An investor looking for income producing market trade investments has a choice of bonds or dividend paying stocks. Although she may find bonds and stocks with similar yields, the characteristics of bond interest and stock dividends are significantly different. The best choice depends on the individual investor's investing goals and risk tolerance.
A bond is a debt security issued by a corporation or government entity. The typical bond pays a fixed annual rate of interest and the face amount of the bond is paid out to the investor when the bond matures. Most bonds split the interest into two semi-annual payments. The quoted yield-to-maturity of a bond is the best measure of the return an investor will earn based on the bond's current market price and rate of interest payments. Bond yields vary by current market rate levels and a bond's specific credit rating.
Stock dividends are a portion of a corporation's profits paid out to shareholders. Each company decides the level of dividends it wants to pay. Corporations with a policy of regular dividend payments typically make a distribution every three months, or quarterly. The current yield of a dividend paying stock is the most recent quarterly dividend times four, divided by the stock price. The yield of a stock will fluctuate as the share price moves up and down due to market forces.
Guaranteed vs Not
A distinct advantage of bond yield over stock dividend yield is the guaranteed nature of bond interest. Once you purchase a bond, you will receive the fixed interest payments until the bond matures. However, there is a risk of not earning the interest if the issuer defaults. Buying high rated or government bonds keeps the default risk near zero. In contrast, a company can change its dividend policy at any time, reducing or eliminating future dividend payments. Each dividend a company pays must be voted on and declared by the company's board of directors. If a company has outstanding bonds as well as an obligation for dividend payments, it must pay bond interest first.
Growing Income Stream
An advantage of dividends is the possibility of a growing dividend payout rate over time. Many companies have a history of increasing dividend payment amounts year after year. The 2011 Dividend Achievers list from Mergent included almost 200 stocks that had increased the dividend for at least 10 consecutive years. A quality dividend stock may currently have a lower yield than a high quality bond, but the effect of a rising dividend payout will increase both the income stream and the stock price.
Include taxes when comparing the yields on bonds and stocks. Interest from government and corporate bonds will be taxed at your marginal bracket rate. Municipal bonds pay tax-free interest and will usually have lower yields than taxable bonds. Dividends from stocks of corporations usually qualify for a lower tax rate than your regular income, topping out at a 15 percent tax tax. Calculate the after tax yield for your situation when comparing the yields for bonds and dividend stocks.
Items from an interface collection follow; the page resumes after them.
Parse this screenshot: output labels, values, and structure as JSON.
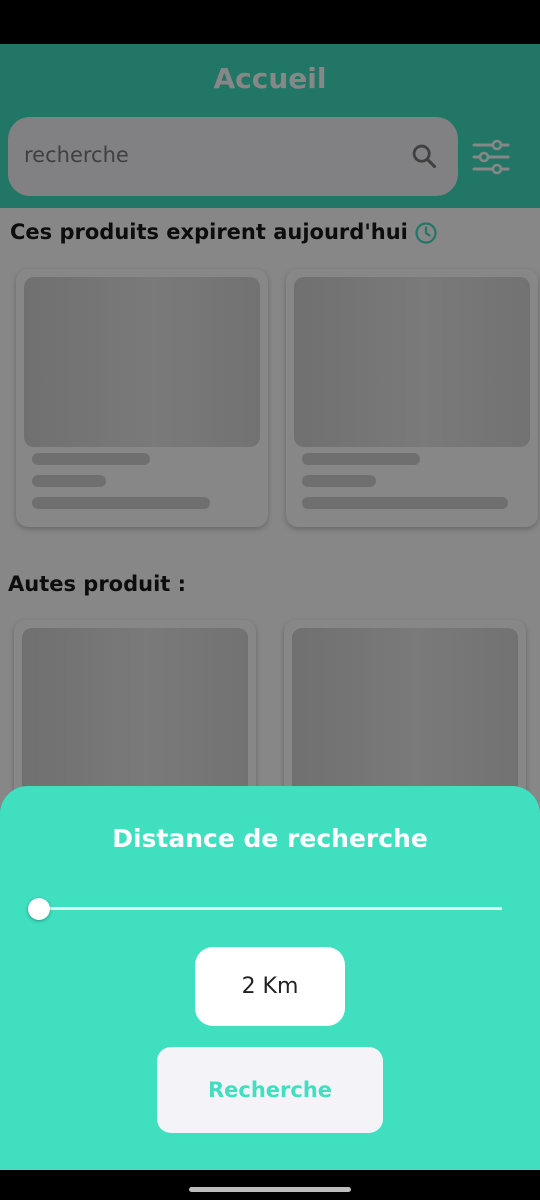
{
  "header": {
    "title": "Accueil"
  },
  "search": {
    "placeholder": "recherche",
    "icon": "search-icon",
    "filter_icon": "sliders-icon"
  },
  "sections": {
    "expiring_title": "Ces produits expirent aujourd'hui",
    "expiring_icon": "clock-icon",
    "others_title": "Autes produit :"
  },
  "distance_sheet": {
    "title": "Distance de recherche",
    "slider_value_fraction": 0.0,
    "distance_label": "2 Km",
    "search_button_label": "Recherche"
  },
  "colors": {
    "accent": "#3fdfc0",
    "surface": "#f4f4f8"
  }
}
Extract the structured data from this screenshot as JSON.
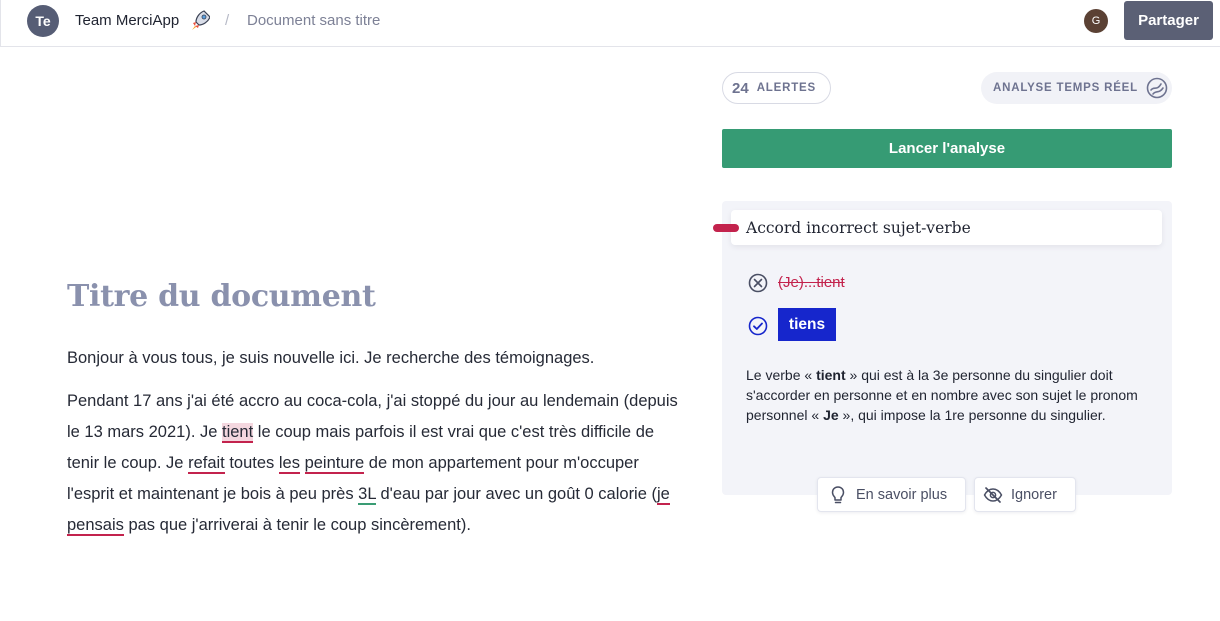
{
  "header": {
    "team_initials": "Te",
    "team_name": "Team MerciApp",
    "team_icon": "rocket-icon",
    "separator": "/",
    "document_title": "Document sans titre",
    "user_initial": "G",
    "share_label": "Partager"
  },
  "editor": {
    "heading": "Titre du document",
    "paragraph1": "Bonjour à vous tous, je suis nouvelle ici. Je recherche des témoignages.",
    "p2": {
      "s1": "Pendant 17 ans j'ai été accro au coca-cola, j'ai stoppé du jour au lendemain (depuis le 13 mars 2021). Je ",
      "e1": "tient",
      "s2": " le coup mais parfois il est vrai que c'est très difficile de tenir le coup. Je ",
      "e2": "refait",
      "s3": " toutes ",
      "e3": "les",
      "s4": " ",
      "e4": "peinture",
      "s5": " de mon appartement pour m'occuper l'esprit et maintenant je bois à peu près ",
      "e5": "3L",
      "s6": " d'eau par jour avec un goût 0 calorie (",
      "e6": "je pensais",
      "s7": " pas que j'arriverai à tenir le coup sincèrement)."
    }
  },
  "panel": {
    "alerts_count": "24",
    "alerts_label": "ALERTES",
    "realtime_label": "ANALYSE TEMPS RÉEL",
    "analyze_label": "Lancer l'analyse",
    "card": {
      "title": "Accord incorrect sujet-verbe",
      "wrong": "(Je)...tient",
      "suggestion": "tiens",
      "exp": {
        "t1": "Le verbe « ",
        "b1": "tient",
        "t2": " » qui est à la 3e personne du singulier doit s'accorder en personne et en nombre avec son sujet le pronom personnel « ",
        "b2": "Je",
        "t3": " », qui impose la 1re personne du singulier."
      },
      "learn_more_label": "En savoir plus",
      "ignore_label": "Ignorer"
    }
  },
  "colors": {
    "accent_green": "#369b74",
    "error_red": "#c3234d",
    "suggestion_blue": "#1626cc",
    "heading_gray": "#8a91ad"
  }
}
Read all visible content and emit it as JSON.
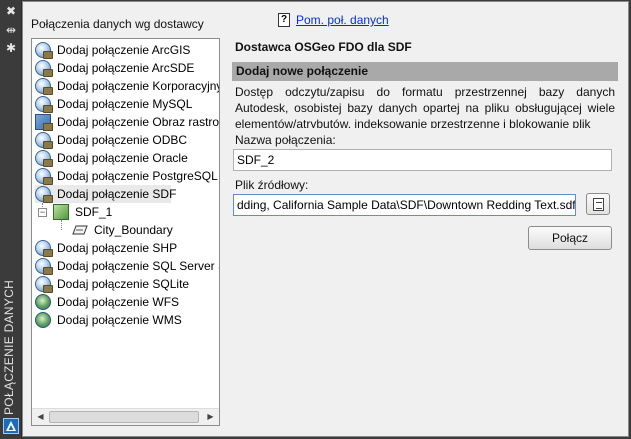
{
  "sidebar_strip": {
    "title": "POŁĄCZENIE DANYCH",
    "icons": [
      "close-icon",
      "auto-hide-icon",
      "settings-icon",
      "autodesk-logo-icon"
    ]
  },
  "tree_panel": {
    "header": "Połączenia danych wg dostawcy",
    "items": [
      {
        "label": "Dodaj połączenie ArcGIS",
        "icon": "database-icon"
      },
      {
        "label": "Dodaj połączenie ArcSDE",
        "icon": "database-icon"
      },
      {
        "label": "Dodaj połączenie Korporacyjny",
        "icon": "database-icon"
      },
      {
        "label": "Dodaj połączenie MySQL",
        "icon": "database-icon"
      },
      {
        "label": "Dodaj połączenie Obraz rastrowy",
        "icon": "raster-icon"
      },
      {
        "label": "Dodaj połączenie ODBC",
        "icon": "database-icon"
      },
      {
        "label": "Dodaj połączenie Oracle",
        "icon": "database-icon"
      },
      {
        "label": "Dodaj połączenie PostgreSQL",
        "icon": "database-icon"
      },
      {
        "label": "Dodaj połączenie SDF",
        "icon": "database-icon",
        "selected": true
      },
      {
        "label": "SDF_1",
        "icon": "sdf-connection-icon",
        "level": 1,
        "expanded": true
      },
      {
        "label": "City_Boundary",
        "icon": "polygon-layer-icon",
        "level": 2
      },
      {
        "label": "Dodaj połączenie SHP",
        "icon": "database-icon"
      },
      {
        "label": "Dodaj połączenie SQL Server Spatial",
        "icon": "database-icon"
      },
      {
        "label": "Dodaj połączenie SQLite",
        "icon": "database-icon"
      },
      {
        "label": "Dodaj połączenie WFS",
        "icon": "globe-icon"
      },
      {
        "label": "Dodaj połączenie WMS",
        "icon": "globe-icon"
      }
    ]
  },
  "help": {
    "label": "Pom. poł. danych",
    "icon": "help-icon"
  },
  "details": {
    "provider_title": "Dostawca OSGeo FDO dla SDF",
    "section_title": "Dodaj nowe połączenie",
    "description": "Dostęp odczytu/zapisu do formatu przestrzennej bazy danych Autodesk, osobistej bazy danych opartej na pliku obsługującej wiele elementów/atrybutów, indeksowanie przestrzenne i blokowanie plik",
    "connection_name_label": "Nazwa połączenia:",
    "connection_name_value": "SDF_2",
    "source_file_label": "Plik źródłowy:",
    "source_file_value": "dding, California Sample Data\\SDF\\Downtown Redding Text.sdf",
    "connect_button": "Połącz"
  },
  "colors": {
    "strip_bg": "#3b3b3b",
    "panel_bg": "#f0f0f0",
    "section_bar": "#a9a9a9",
    "link": "#0033cc"
  }
}
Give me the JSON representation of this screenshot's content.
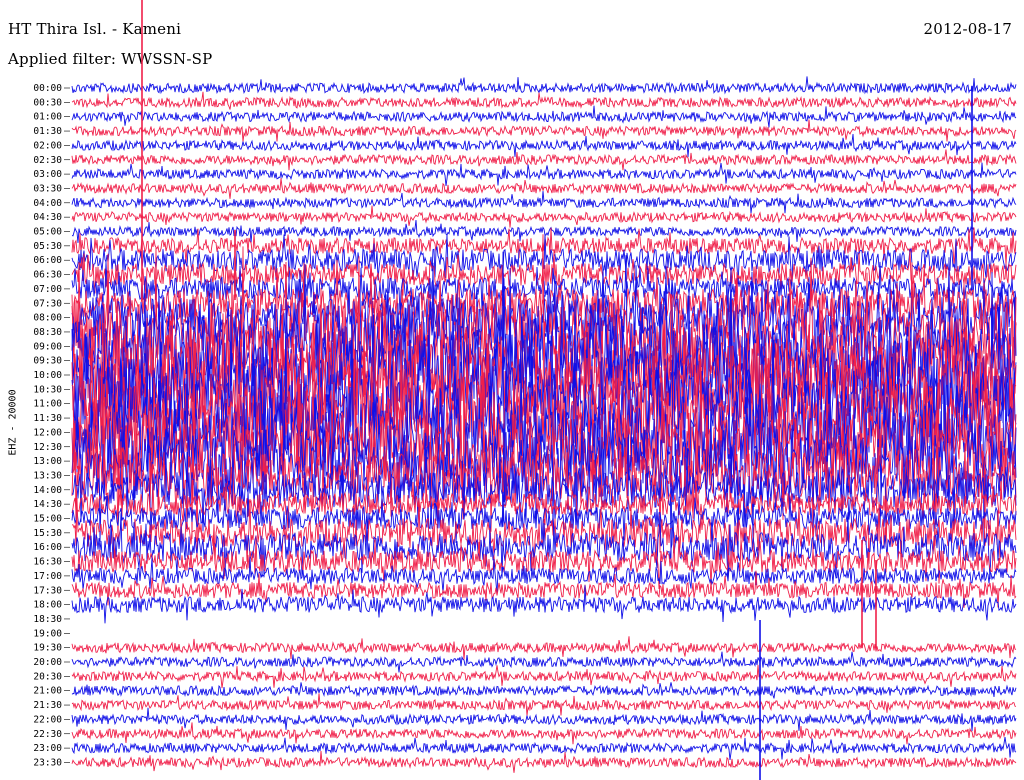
{
  "header": {
    "station": "HT Thira Isl. - Kameni",
    "date": "2012-08-17",
    "filter": "Applied filter: WWSSN-SP"
  },
  "channel_label": "EHZ - 20000",
  "colors": {
    "trace_a": "#1010e8",
    "trace_b": "#f0204a"
  },
  "chart_data": {
    "type": "line",
    "title": "HT Thira Isl. - Kameni",
    "ylabel": "EHZ - 20000",
    "row_labels": [
      "00:00",
      "00:30",
      "01:00",
      "01:30",
      "02:00",
      "02:30",
      "03:00",
      "03:30",
      "04:00",
      "04:30",
      "05:00",
      "05:30",
      "06:00",
      "06:30",
      "07:00",
      "07:30",
      "08:00",
      "08:30",
      "09:00",
      "09:30",
      "10:00",
      "10:30",
      "11:00",
      "11:30",
      "12:00",
      "12:30",
      "13:00",
      "13:30",
      "14:00",
      "14:30",
      "15:00",
      "15:30",
      "16:00",
      "16:30",
      "17:00",
      "17:30",
      "18:00",
      "18:30",
      "19:00",
      "19:30",
      "20:00",
      "20:30",
      "21:00",
      "21:30",
      "22:00",
      "22:30",
      "23:00",
      "23:30"
    ],
    "row_activity": [
      1,
      1,
      1,
      1,
      1,
      1,
      1,
      1,
      1,
      1,
      1,
      2,
      3,
      3,
      3,
      4,
      6,
      8,
      9,
      9,
      10,
      10,
      10,
      10,
      10,
      9,
      8,
      7,
      5,
      3,
      3,
      4,
      4,
      3,
      2,
      2,
      2,
      0,
      0,
      1,
      1,
      1,
      1,
      1,
      1,
      1,
      1,
      1
    ],
    "gap_rows": [
      "18:30",
      "19:00"
    ]
  }
}
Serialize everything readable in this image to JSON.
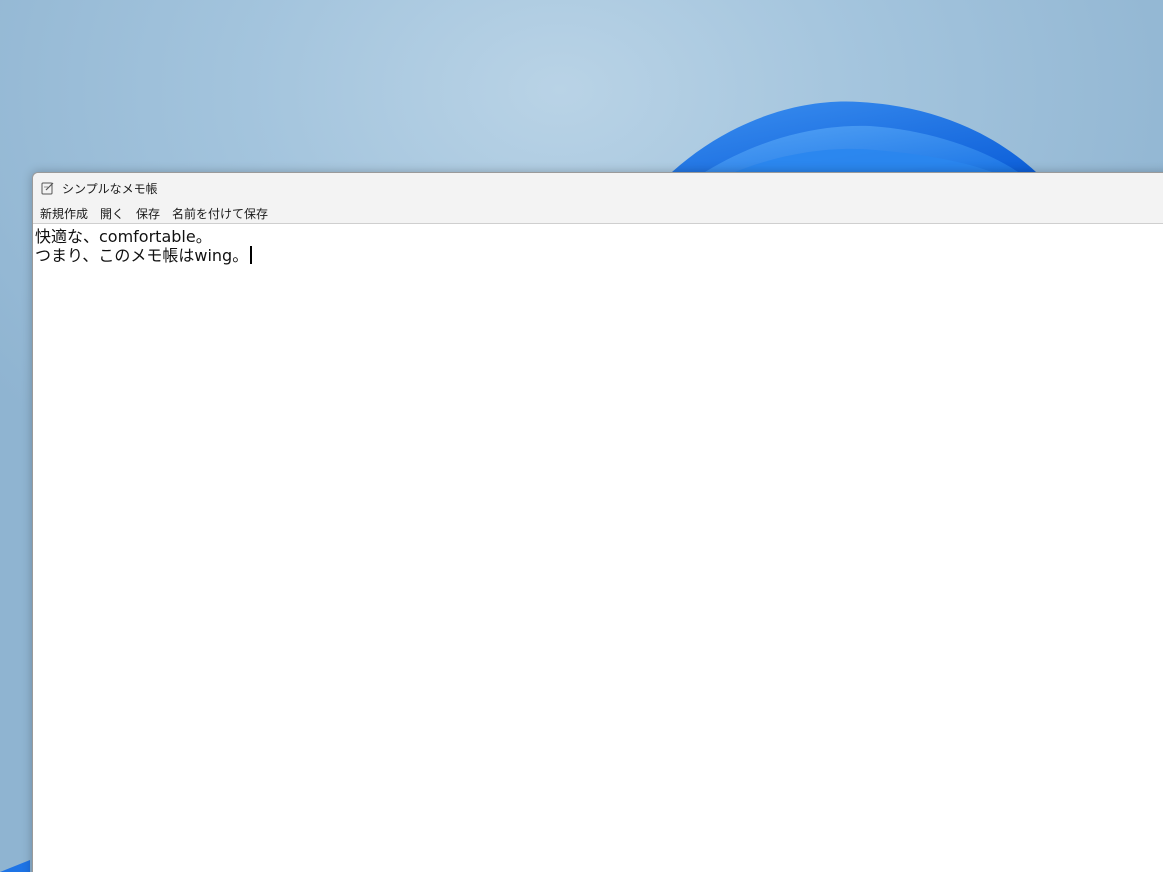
{
  "window": {
    "title": "シンプルなメモ帳",
    "app_icon": "notepad-icon"
  },
  "menu": {
    "items": [
      {
        "label": "新規作成"
      },
      {
        "label": "開く"
      },
      {
        "label": "保存"
      },
      {
        "label": "名前を付けて保存"
      }
    ]
  },
  "editor": {
    "lines": [
      "快適な、comfortable。",
      "つまり、このメモ帳はwing。"
    ]
  },
  "colors": {
    "accent_blue": "#1e74e6",
    "titlebar_bg": "#f3f3f3"
  }
}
- BYU.edu: Maximize Long-Term Capital Gains and Stock Dividend Income
- Wells Fargo: Mutual Funds, Stocks and Bonds
- SEC Office of Investor Education and Advocacy. "Dividend." Accessed April 13, 2020.
- SEC Office of Investor Education and Advocacy. "Stocks." Accessed April 13, 2020.
- Financial Industry Regulatory Authority. "Closed-End Fund Distributions: Where Is the Money Coming From?" Accessed April 13, 2020.
- SEC Office of Investor Education and Advocacy. "Bonds." Accessed April 13, 2020.
Tim Plaehn has been writing financial, investment and trading articles and blogs since 2007. His work has appeared online at Seeking Alpha, Marketwatch.com and various other websites. Plaehn has a bachelor's degree in mathematics from the U.S. Air Force Academy.